There is a vision of myself that I treasure. It’s from one of my first Vinyasa classes at a new studio. The lights were dim, the music and teacher were exuberant, and things had gotten pretty sweaty. We were cued to “flip our dogs,” taking one foot high in adho mukha svanasana, bending that knee, stacking our hips and then bringing our foot to the floor behind us, pivoting hips and heart and throat up towards the ceiling into an arcing backbend that felt like flying. My front-body open, grinning chin lifted to the ceiling, free hand reaching for the horizon – I was in euphoric expansion, anchored firmly to a solid foundation. This experience was reinforced by a friend who walked by the studio window at just that moment and said to me afterwards “Wow, you looked like you were having the time of your life!” This vision and its emotional and spiritual components encapsulate what I love most about Vinyasa – its joyous and creative expression, its element of deep play, and its emphasis on stillness and connection attained through movement .
After twenty years of accepting chronic pain in my body as just “part of life,” I have healed myself of back, hip, feet and wrist injuries, and certainly more that was brewing. There is a freedom and ease in my physical experience that I never expected to feel increasing as I get older. Alignment-based asana gets the credit for the feeling that I am in the best shape of my life. I also acknowledge my meditation practice and a sincere effort at making ethical choices as contributing mightily to my mental and emotional health. Harmonious relationships, enriching opportunities, and the conviction that my work is of service to others are all pivotal to my overall sense of well-being. Soft forms of yoga like Judith Lasater’s restorative and Yin have a weekly place in my routine. I have been blessed by teachers with a thorough understanding of alignment, and the geek in me is quickly taken in by precision. Relatively static forms of yoga based on distinct, held poses adjusted by a teacher have an important place in the yoga universe. I like to learn through many styles, especially from therapeutic teachers. Nevertheless, I bellow a hearty endorsement to alignment-based “flowing” Vinyasa – a practice of movement, breath, and strong fluid transitions. It offers intense pleasure in the body – the grossest part of our selves, but a viable portal into other aspects of our experience. The joy of sure and rhythmic movement; the regaining of steadiness when surety is bobbled; the application of just the right amount of exertion to allow the emergence of subtle sensation; sweet trembling fatigue after an offering of energy and strength; and that precious, delicate skill of prioritizing stability over extension – all these things reward me richly.

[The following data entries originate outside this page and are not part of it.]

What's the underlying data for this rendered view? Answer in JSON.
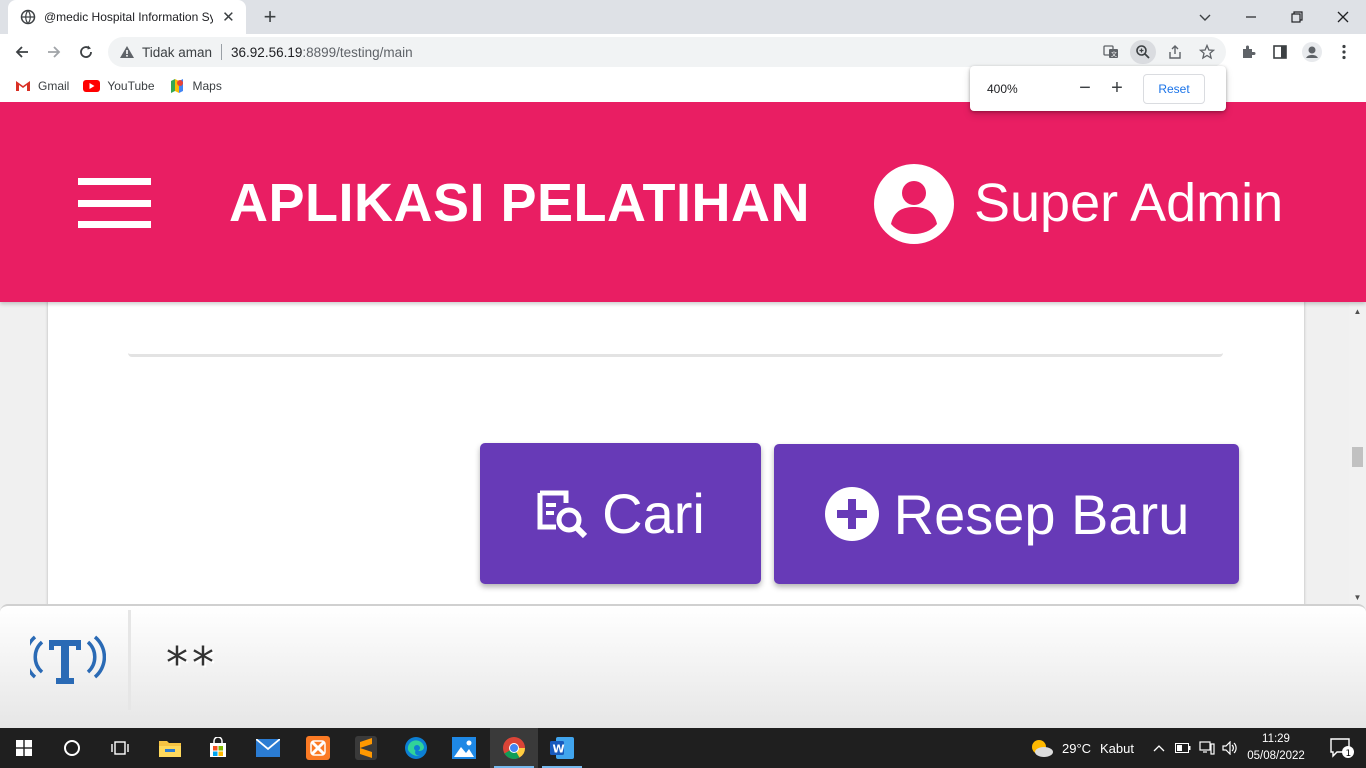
{
  "browser": {
    "tab": {
      "title": "@medic Hospital Information System",
      "close_glyph": "✕"
    },
    "new_tab_glyph": "+",
    "window_controls": {
      "minimize": "—",
      "maximize": "❐",
      "close": "✕"
    },
    "omnibox": {
      "security_label": "Tidak aman",
      "url_host": "36.92.56.19",
      "url_path": ":8899/testing/main"
    },
    "bookmarks": [
      {
        "label": "Gmail",
        "icon": "gmail-icon"
      },
      {
        "label": "YouTube",
        "icon": "youtube-icon"
      },
      {
        "label": "Maps",
        "icon": "maps-icon"
      }
    ],
    "zoom_bubble": {
      "level": "400%",
      "minus": "−",
      "plus": "+",
      "reset_label": "Reset"
    }
  },
  "app": {
    "title": "APLIKASI PELATIHAN",
    "user_name": "Super Admin",
    "buttons": {
      "search_label": "Cari",
      "new_prescription_label": "Resep Baru"
    }
  },
  "overlay": {
    "text": "**"
  },
  "taskbar": {
    "weather": {
      "temperature": "29°C",
      "condition": "Kabut"
    },
    "clock": {
      "time": "11:29",
      "date": "05/08/2022"
    },
    "notification_count": "1"
  },
  "colors": {
    "app_bar": "#e91e63",
    "primary_button": "#673ab7",
    "tab_strip": "#dee1e6",
    "taskbar": "#1f1f1f"
  }
}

At some point in my early 30s, my grandmother was expressing disapproval of my chosen life. “I’m happy,” I said. “Hmmph!” she replied, “Life is not about being happy.” I adore her, and value every memory of her I can retain, but I think she got this wrong. We are aligned with the Divine when we are truly happy – anything on the spectrum from quiet contentment to supernova explosions of glee – and that IS what life is, about. Dr. Wayne Dyer encourages us to “vibrate at a high frequency,” a phrase I embrace and repeat with gusto. When our energy is occupied with creative and generous love and beauty, when we offer and accept that energy by practicing strength and skill, even when we stumble, our motions are Grace-full. That flipped dog pose is still one of my favorites. It makes my body, heart and soul unleash ecstatically!
Jenni Antonicic has been exploring her spiritual and physical existence with great gusto since she was a teenager. She spent more than two decades sharing specialized beverages with fellow connoisseurs before shifting her focus to share specialized practices of body and breath with fellow students.